The crux of Pawlenty’s argument is that there is a small class of entrepreneurs who need to be given the right tax incentives to provide these jobs:

There’s about 5% of this country who are our entrepreneurial class … if that 5% becomes 6%, 7%, 8% or 9% then we have a bright future, and if that 5% becomes 4% 3% or 1%, we’re in deep doo doo, we’re in deep crap.

And what does this entrepreneurial class need to grow and hire people? It seems that Pawlenty has a good list:

it’s about what are those things we need to do make it more likely that businesses are going to start, grow, add employees, buy capital equipment, build buildings, conduct research, and do all the things it takes to keep a private economy going.
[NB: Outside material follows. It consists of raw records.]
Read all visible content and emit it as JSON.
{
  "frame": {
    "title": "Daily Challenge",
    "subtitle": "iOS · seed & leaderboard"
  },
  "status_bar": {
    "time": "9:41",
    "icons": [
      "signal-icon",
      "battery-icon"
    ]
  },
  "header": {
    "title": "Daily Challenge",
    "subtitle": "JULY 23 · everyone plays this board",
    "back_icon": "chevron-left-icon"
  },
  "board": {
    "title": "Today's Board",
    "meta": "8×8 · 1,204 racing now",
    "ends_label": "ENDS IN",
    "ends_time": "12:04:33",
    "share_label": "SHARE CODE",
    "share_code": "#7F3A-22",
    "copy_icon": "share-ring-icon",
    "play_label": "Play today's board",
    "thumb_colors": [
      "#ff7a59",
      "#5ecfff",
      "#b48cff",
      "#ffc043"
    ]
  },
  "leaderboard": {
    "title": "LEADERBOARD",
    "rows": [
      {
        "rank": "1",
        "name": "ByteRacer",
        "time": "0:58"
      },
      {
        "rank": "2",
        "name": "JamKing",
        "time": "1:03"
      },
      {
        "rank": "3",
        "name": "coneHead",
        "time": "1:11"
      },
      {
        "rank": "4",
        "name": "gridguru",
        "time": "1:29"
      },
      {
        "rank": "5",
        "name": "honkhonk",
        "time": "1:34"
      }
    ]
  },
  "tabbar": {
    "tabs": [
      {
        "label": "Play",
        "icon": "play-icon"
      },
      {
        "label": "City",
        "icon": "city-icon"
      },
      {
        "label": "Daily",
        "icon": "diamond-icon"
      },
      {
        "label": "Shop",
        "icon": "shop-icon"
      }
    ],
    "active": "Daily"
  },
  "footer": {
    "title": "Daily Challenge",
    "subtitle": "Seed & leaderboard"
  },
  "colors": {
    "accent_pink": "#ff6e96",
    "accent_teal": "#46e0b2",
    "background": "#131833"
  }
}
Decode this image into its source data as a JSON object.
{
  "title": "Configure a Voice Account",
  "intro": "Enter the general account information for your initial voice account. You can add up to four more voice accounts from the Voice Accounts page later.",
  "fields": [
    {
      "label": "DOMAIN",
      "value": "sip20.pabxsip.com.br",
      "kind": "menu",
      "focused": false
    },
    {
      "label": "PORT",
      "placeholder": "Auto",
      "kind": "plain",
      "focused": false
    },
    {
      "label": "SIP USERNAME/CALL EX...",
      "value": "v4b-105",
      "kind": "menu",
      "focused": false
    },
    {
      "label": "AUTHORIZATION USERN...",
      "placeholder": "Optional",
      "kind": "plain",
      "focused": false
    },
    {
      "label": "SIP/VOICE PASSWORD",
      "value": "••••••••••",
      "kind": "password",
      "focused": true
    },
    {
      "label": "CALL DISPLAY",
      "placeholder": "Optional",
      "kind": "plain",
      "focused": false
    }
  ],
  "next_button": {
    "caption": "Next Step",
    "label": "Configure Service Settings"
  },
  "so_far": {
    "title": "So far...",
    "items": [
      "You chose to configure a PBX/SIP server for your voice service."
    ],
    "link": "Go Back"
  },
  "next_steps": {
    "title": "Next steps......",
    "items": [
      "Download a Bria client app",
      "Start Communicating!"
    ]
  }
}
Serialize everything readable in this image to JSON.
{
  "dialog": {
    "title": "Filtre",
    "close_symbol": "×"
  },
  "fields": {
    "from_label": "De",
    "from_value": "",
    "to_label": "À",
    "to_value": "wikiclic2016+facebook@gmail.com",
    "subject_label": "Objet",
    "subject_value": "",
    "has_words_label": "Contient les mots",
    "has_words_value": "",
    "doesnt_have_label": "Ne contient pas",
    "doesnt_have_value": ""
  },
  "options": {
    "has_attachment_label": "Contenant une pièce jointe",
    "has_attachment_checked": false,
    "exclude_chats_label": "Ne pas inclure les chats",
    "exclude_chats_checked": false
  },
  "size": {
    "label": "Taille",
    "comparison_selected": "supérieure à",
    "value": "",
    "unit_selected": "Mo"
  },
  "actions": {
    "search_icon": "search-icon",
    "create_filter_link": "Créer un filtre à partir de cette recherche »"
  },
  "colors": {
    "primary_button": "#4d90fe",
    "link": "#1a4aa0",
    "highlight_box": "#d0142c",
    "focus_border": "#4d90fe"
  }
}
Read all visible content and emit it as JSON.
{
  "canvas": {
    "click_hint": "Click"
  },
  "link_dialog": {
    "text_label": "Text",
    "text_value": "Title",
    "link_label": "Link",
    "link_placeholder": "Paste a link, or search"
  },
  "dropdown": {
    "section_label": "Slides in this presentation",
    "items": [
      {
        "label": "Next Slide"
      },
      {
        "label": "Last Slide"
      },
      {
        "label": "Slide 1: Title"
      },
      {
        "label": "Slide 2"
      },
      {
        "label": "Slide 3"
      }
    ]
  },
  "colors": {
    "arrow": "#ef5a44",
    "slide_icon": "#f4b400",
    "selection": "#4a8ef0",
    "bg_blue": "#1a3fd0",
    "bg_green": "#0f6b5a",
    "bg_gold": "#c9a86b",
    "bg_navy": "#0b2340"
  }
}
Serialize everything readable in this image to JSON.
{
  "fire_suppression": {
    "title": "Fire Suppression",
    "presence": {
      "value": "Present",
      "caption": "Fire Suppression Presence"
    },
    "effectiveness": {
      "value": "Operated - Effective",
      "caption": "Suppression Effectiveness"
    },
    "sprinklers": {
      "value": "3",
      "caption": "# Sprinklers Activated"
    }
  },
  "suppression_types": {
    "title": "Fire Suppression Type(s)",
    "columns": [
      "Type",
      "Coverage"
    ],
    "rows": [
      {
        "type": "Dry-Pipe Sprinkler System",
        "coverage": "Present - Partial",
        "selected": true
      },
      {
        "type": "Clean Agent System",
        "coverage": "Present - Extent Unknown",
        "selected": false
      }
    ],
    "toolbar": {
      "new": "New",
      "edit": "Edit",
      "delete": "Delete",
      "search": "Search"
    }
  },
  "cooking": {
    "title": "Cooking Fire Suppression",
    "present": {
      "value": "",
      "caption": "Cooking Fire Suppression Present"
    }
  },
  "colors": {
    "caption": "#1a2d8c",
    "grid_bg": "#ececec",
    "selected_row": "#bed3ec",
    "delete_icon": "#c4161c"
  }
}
And what’s holding them back? Sometimes it’s taxes, other times it’s regulations:

Some of them talk about taxes, some of them talk about regulation, some of them talk about the slowness of permits, some of them talk about energy costs.

This is all very specific stuff, but this goes back to the original question Pawlenty was asked, why will lower taxes on upper-income earners help create jobs? What does that have to do with higher energy costs or slow permits?

Pawlenty rejected the argument that this debate is about income as opposed to job creation: ”I reject the premise that is about nominal measures of who gets wealthy.” If so, then he needs to figure out how his policy proposals deal with job creation.

Does Pawlenty Have a Jobs Plan?

June 6th, 2011 at 2:11 pm 10 Comments

On Tuesday, health Tim Pawlenty will deliver his big economic policy speech in Chicago, discount promising a “specific plan for boosting the economy and creating jobs.” Despite unemployment currently being at 9.1%, it’s unlikely his speech will include actual policies for immediate job growth. So far Pawlenty’s messaging has focused on long-term debt concerns.

This preference is clear in his new YouTube video where Pawlenty opens up with his face right next to the National Debt Clock:

Pawlenty’s message: It’s going to be painful to bring down the debt but at least I’ll be honest with you about it. He promises to phase out ethanol subsidies, reform entitlements, reduce public employee benefits, and adds that there will be no more bailouts.

While these are laudable goals, they don’t speak to the problems of a weak economy right now; they all are about long term spending imbalances. The video doesn’t even acknowledge the unemployment rate or weak economic climate.

It will only be disappointing if Pawlenty’s speech tomorrow has nothing to say about the current economic pain. It will be worse if discredited fringe ideas are included in his speech as well, such as his ill-advised attack on “fiat money”.